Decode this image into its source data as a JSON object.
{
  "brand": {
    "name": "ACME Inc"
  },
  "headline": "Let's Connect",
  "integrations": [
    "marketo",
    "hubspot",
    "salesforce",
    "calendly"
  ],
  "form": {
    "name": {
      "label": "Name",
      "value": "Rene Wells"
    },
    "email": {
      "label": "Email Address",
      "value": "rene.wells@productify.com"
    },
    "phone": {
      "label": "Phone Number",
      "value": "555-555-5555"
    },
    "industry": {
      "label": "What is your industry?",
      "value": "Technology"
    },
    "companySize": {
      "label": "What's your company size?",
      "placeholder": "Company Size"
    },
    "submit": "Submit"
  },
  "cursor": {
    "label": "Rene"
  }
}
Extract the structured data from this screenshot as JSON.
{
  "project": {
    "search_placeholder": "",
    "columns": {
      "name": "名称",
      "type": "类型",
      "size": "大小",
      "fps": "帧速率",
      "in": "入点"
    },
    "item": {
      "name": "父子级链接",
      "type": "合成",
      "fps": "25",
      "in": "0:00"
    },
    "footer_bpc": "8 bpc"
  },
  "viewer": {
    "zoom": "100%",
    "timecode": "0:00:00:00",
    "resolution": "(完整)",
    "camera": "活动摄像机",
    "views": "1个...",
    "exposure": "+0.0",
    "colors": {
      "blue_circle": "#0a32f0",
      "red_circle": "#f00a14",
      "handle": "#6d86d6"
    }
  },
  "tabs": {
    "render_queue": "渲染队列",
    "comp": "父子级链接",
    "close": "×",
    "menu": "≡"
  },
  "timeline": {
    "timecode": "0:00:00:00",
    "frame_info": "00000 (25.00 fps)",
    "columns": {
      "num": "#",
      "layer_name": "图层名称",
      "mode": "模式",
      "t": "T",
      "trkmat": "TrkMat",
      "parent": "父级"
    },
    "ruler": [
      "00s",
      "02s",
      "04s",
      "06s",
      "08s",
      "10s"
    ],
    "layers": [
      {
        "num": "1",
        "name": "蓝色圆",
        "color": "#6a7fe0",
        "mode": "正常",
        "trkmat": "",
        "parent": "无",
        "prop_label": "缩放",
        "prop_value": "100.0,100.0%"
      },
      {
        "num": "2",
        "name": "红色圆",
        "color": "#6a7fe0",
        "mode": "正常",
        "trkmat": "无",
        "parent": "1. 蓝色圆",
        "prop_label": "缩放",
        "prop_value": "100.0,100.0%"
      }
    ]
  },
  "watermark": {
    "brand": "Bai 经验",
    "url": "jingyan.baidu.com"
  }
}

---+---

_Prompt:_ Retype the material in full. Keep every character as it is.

_Task answer:_
Decode this image into its source data as a JSON object.
{
  "brand": {
    "name": "ACME Inc"
  },
  "headline": "Let's Connect",
  "integrations": [
    "marketo",
    "hubspot",
    "salesforce",
    "calendly"
  ],
  "form": {
    "name": {
      "label": "Name",
      "value": "Rene Wells"
    },
    "email": {
      "label": "Email Address",
      "value": "rene.wells@productify.com"
    },
    "phone": {
      "label": "Phone Number",
      "value": "555-555-5555"
    },
    "industry": {
      "label": "What is your industry?",
      "value": "Technology"
    },
    "companySize": {
      "label": "What's your company size?",
      "placeholder": "Company Size"
    },
    "submit": "Submit"
  },
  "cursor": {
    "label": "Rene"
  }
}
Extract the structured data from this screenshot as JSON.
{
  "project": {
    "search_placeholder": "",
    "columns": {
      "name": "名称",
      "type": "类型",
      "size": "大小",
      "fps": "帧速率",
      "in": "入点"
    },
    "item": {
      "name": "父子级链接",
      "type": "合成",
      "fps": "25",
      "in": "0:00"
    },
    "footer_bpc": "8 bpc"
  },
  "viewer": {
    "zoom": "100%",
    "timecode": "0:00:00:00",
    "resolution": "(完整)",
    "camera": "活动摄像机",
    "views": "1个...",
    "exposure": "+0.0",
    "colors": {
      "blue_circle": "#0a32f0",
      "red_circle": "#f00a14",
      "handle": "#6d86d6"
    }
  },
  "tabs": {
    "render_queue": "渲染队列",
    "comp": "父子级链接",
    "close": "×",
    "menu": "≡"
  },
  "timeline": {
    "timecode": "0:00:00:00",
    "frame_info": "00000 (25.00 fps)",
    "columns": {
      "num": "#",
      "layer_name": "图层名称",
      "mode": "模式",
      "t": "T",
      "trkmat": "TrkMat",
      "parent": "父级"
    },
    "ruler": [
      "00s",
      "02s",
      "04s",
      "06s",
      "08s",
      "10s"
    ],
    "layers": [
      {
        "num": "1",
        "name": "蓝色圆",
        "color": "#6a7fe0",
        "mode": "正常",
        "trkmat": "",
        "parent": "无",
        "prop_label": "缩放",
        "prop_value": "100.0,100.0%"
      },
      {
        "num": "2",
        "name": "红色圆",
        "color": "#6a7fe0",
        "mode": "正常",
        "trkmat": "无",
        "parent": "1. 蓝色圆",
        "prop_label": "缩放",
        "prop_value": "100.0,100.0%"
      }
    ]
  },
  "watermark": {
    "brand": "Bai 经验",
    "url": "jingyan.baidu.com"
  }
}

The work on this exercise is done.